Donkey Kong Country Returns preview: Not monkeying around

I am a terrible, wimpy gamer. At least, that's what Donkey Kong Country Returns convinced me of after stealing dozens of balloons (lives) away from my defeated ape. While my colleagues, James and JC, hinted at its difficulty during E3, they didn't detail how truly sadistic the level design is. James' conclusion that this is the return of old Donkey Kong Country was wrong -- this is Mega Man.

I also made the silly assumption that the mine cart level -- as they were in the past -- would be a breeze to get through. But, I was wrong. I started the level, doing just fine. The first long jump came as no problem, but then the deaths kept on accumulating: jumping for the letter K caused me to jump off the track to my doom, jumping over an enemy led me to a cliff, forgetting to duck while mid-air in a jump got me killed by spikes, jumping on top of an enemy got me killed by another pair of spikes, I didn't have enough momentum to make a short jump followed by a long jump, etc. etc. By the time I actually reached the end of the level, a Nintendo representative had to reset the demo, because I had managed to whittle down the dozens of lives down to... three?%Gallery-106186% Perhaps more than any Donkey Kong before it, you must learn the layout and tempo of each map before attempting to clear, let alone collect everything within, each level. There are many "gotcha" moments, where the game tricks you into believing you are safe.
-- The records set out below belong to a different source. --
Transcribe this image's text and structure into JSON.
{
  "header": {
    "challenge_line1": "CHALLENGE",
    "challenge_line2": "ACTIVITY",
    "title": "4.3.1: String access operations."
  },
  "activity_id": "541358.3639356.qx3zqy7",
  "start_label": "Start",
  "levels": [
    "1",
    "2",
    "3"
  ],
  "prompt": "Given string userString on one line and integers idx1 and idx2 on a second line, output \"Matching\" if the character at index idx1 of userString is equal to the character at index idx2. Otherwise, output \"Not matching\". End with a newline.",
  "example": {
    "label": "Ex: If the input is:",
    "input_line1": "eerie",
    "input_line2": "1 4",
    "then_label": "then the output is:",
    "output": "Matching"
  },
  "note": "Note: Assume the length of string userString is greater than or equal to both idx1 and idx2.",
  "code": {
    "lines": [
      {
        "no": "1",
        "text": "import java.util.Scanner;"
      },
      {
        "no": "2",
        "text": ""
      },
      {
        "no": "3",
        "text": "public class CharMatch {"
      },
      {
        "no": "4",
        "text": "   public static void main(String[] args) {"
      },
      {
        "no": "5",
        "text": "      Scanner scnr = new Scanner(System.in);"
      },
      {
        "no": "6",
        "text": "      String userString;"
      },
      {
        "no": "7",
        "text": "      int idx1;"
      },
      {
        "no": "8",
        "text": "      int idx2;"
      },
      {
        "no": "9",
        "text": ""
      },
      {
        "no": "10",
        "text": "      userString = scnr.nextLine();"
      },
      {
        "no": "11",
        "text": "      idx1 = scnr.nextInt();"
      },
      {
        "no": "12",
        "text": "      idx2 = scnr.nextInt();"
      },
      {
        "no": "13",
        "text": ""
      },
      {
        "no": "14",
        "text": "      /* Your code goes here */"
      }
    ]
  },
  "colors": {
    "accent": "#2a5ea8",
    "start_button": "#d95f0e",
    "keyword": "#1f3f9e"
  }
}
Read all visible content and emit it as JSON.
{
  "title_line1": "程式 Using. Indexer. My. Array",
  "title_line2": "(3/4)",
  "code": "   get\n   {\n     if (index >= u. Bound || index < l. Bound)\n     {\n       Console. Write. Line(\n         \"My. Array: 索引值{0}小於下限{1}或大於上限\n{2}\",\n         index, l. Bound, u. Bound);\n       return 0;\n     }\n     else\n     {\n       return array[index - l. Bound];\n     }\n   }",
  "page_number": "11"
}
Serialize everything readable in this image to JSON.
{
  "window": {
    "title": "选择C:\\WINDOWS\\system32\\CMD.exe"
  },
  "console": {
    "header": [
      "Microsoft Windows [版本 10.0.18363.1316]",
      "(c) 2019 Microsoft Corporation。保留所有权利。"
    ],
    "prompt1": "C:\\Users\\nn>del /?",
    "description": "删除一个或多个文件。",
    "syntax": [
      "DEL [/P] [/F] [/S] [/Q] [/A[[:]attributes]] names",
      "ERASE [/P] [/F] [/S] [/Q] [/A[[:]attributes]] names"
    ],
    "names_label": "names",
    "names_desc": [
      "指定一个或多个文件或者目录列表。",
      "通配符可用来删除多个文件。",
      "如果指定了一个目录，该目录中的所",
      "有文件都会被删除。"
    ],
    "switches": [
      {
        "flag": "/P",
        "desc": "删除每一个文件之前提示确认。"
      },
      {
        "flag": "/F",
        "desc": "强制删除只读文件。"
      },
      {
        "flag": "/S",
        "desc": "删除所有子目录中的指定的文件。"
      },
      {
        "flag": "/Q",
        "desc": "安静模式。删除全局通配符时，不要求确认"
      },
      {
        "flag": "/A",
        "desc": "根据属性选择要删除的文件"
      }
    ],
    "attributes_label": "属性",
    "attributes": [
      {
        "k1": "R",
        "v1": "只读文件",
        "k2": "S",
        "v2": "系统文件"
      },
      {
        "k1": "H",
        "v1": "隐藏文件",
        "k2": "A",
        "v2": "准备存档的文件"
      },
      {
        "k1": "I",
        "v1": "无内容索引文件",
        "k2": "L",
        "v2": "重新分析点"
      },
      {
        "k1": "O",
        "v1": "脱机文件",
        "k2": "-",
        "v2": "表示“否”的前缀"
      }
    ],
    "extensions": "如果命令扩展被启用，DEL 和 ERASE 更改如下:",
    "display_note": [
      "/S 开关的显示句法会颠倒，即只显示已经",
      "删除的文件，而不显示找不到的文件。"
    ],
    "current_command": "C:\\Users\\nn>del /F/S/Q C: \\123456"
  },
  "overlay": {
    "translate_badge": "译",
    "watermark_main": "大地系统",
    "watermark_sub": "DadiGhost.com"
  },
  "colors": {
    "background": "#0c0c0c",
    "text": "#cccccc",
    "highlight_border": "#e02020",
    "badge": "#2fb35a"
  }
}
For example, in one of the barrel sequences, you learn to take your time, trying to align yourself perfectly to jump into the next barrel. There are obstacles in the way, of course, but with some patience, it's relatively easy to manage. Just when you think you're almost at the end of the sequence, though, a pillar topples over, crushing the barrel you're in. If you don't have split-second reflexes, you won't notice it in time, and you'll die, having to redo that entire section all over again.


In another level, Donkey and Diddy must traverse a beach. But, there's a nasty wave that crashes into the level every so often. You'll learn to take cover behind rocks, if you want to avoid be wiped out. As with all the levels I played, it starts deceptively simple. There's always a moment of panic right before the wave crashes in from the background, as you desperately look for a safe place to stand. But, at one point in the level, you see a lone crab walking towards you as you duck and take cover from the wave. I thought, "that crab can't reach me before the wave kills him!"

But I was wrong. Just as the wave comes crashing down, the crab grabs me and steals away one of my few remaining lives. So, I decide I'll show that crab who's boss. On my next attempt, I run after him, and jump on his head to defeat him. I try to make it back to my cover in time but the wave sweeps me away, along with another life. Running and jumping on the crab just takes too long. So what am I to do? Eventually, I figure out that I have to roll into him, and roll back in order to kill him and secure my rock in time. It's easier said than done, of course -- it's so easy to overshoot the very, very small rock. This one sequence managed to take away half a dozen lives ... and I was barely done with the remainder of that course.

Although I felt totally embarrassed by every level the game threw at me, I couldn't help but want to keep playing. It's as if Nintendo wanted to silence the critics with a knockout punch. You wanted hardcore? Take this. I walked away from the controller, humbled, feeling as if Reggie Fils-Aime punched me in the gut -- and I loved it. I can't wait to see the stunned look on Grandpa's face when he thinks this is just another New Super Mario Bros Wii. It might just kill him.

This article was originally published on Joystiq.